The question whether the board would be entitled to town medical insurance if members became salaried was also raised.

Town Counsel Richard Bowen said the selectmen themselves would have to vote to decide the question, which raised chuckles among the voters in attendance and the selectmen.

Eckstrom said an “uprising” would likely follow if selectmen made that vote.

The argument that more time was needed to study the matter has been heard before, she added, but no progress is ever made.

A two-thirds vote was needed to approve the amendment, but it failed to achieve even a simple majority, in a 76-67 vote to deny.

A subsequent Eckstrom motion to give selectmen $1,000 yearly salaries was not recognized by Town Moderator Claire L. Smith. She said a majority of the voters had made their position “clear.”

Town meeting voters did approve two separate articles to keep the wheels rolling in the town’s police department.

The first was to apply $99,224 to pay for the second year on a three-year, lease-to-own for eight police cruisers and one police SUV, and the second made $50,000 available to enter the first year on a three-year, lease-to-own deal on an additional three cruisers.

Chief Richard Stanley said the disparity in cost for the two deals came because grant funding had not been available to supplement the second purchase.

He said the vehicles were a necessity in improving services, and that the cruisers going on their second year had already racked up 40,000 miles. That’s due to the deteriorating state of older department cruisers, which he likened to “a junkpile.”

In a separate matter, Town Counsel Bowen said Town Meeting’s vote last week to repeal Article 5 in the town’s bylaws permitting wind energy facilities may have also swept away the Beaufort Windpower plan to develop two 398-foot turbines in town. He had initially believed that the project would be grandfathered and allowed to proceed to a Zoning Board of Appeals vote.

That opinion, he said, was based on the belief that the applicant had taken all the required steps to make the application sound prior to the vote.

He subsequently learned that the plan had not been recorded at the Registry of Deeds, which could affect its grandfathered status.

Town meeting voters could amend their vote to clarify Beaufort Windpower’s grandfathered status, he said. But a motion to that effect was voted down.

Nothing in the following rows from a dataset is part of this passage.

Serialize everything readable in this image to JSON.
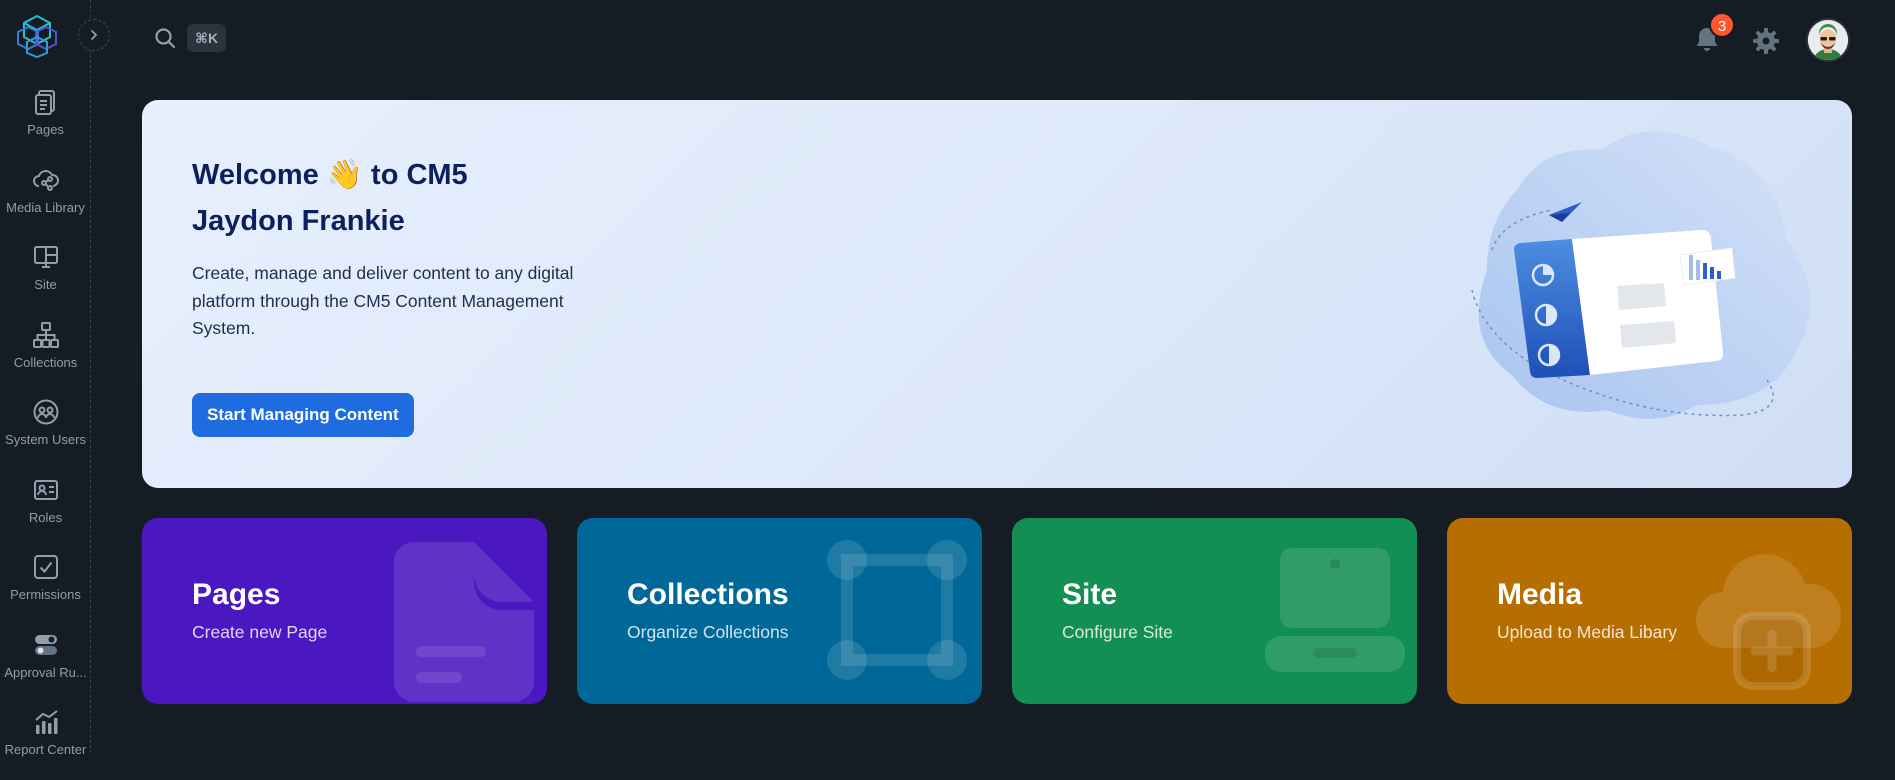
{
  "header": {
    "search_shortcut": "⌘K",
    "notifications_count": "3"
  },
  "sidebar": {
    "items": [
      {
        "label": "Pages",
        "icon": "pages-icon"
      },
      {
        "label": "Media Library",
        "icon": "media-library-icon"
      },
      {
        "label": "Site",
        "icon": "site-icon"
      },
      {
        "label": "Collections",
        "icon": "collections-icon"
      },
      {
        "label": "System Users",
        "icon": "system-users-icon"
      },
      {
        "label": "Roles",
        "icon": "roles-icon"
      },
      {
        "label": "Permissions",
        "icon": "permissions-icon"
      },
      {
        "label": "Approval Ru...",
        "icon": "approval-rules-icon"
      },
      {
        "label": "Report Center",
        "icon": "report-center-icon"
      }
    ]
  },
  "welcome": {
    "title_line1_prefix": "Welcome",
    "wave_emoji": "👋",
    "title_line1_suffix": "to CM5",
    "user_name": "Jaydon Frankie",
    "description": "Create, manage and deliver content to any digital platform through the CM5 Content Management System.",
    "cta_label": "Start Managing Content"
  },
  "cards": [
    {
      "title": "Pages",
      "subtitle": "Create new Page",
      "color": "#4a17c0"
    },
    {
      "title": "Collections",
      "subtitle": "Organize Collections",
      "color": "#006898"
    },
    {
      "title": "Site",
      "subtitle": "Configure Site",
      "color": "#148f53"
    },
    {
      "title": "Media",
      "subtitle": "Upload to Media Libary",
      "color": "#b76e00"
    }
  ],
  "colors": {
    "background": "#161c24",
    "accent": "#1f6be0",
    "badge": "#ff5630"
  }
}
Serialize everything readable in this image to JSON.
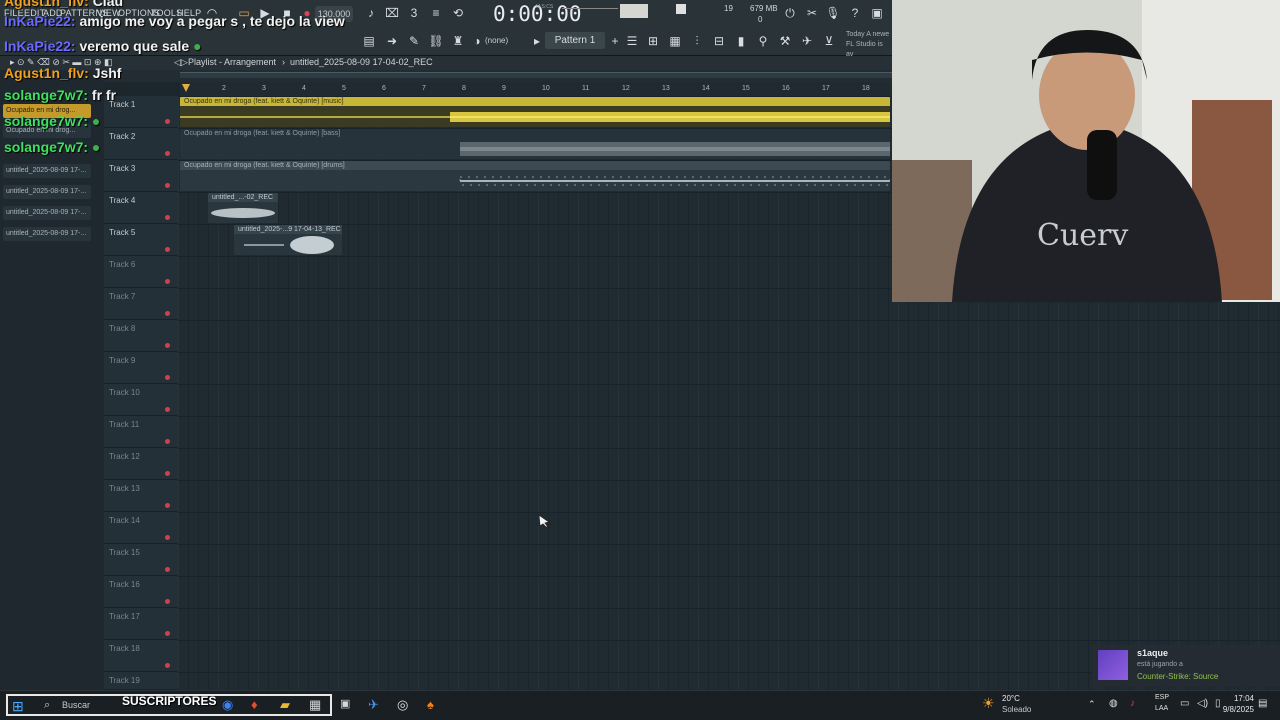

In other matters, voters approved $2,375,173 as the town’s share of funding the Upper Cape Cod Regional Vocational-Technical High School, $1.6 million for emergency services’ funding, and $40,000 to defray the Harbor Master’s costs to hire six seasonal deputies.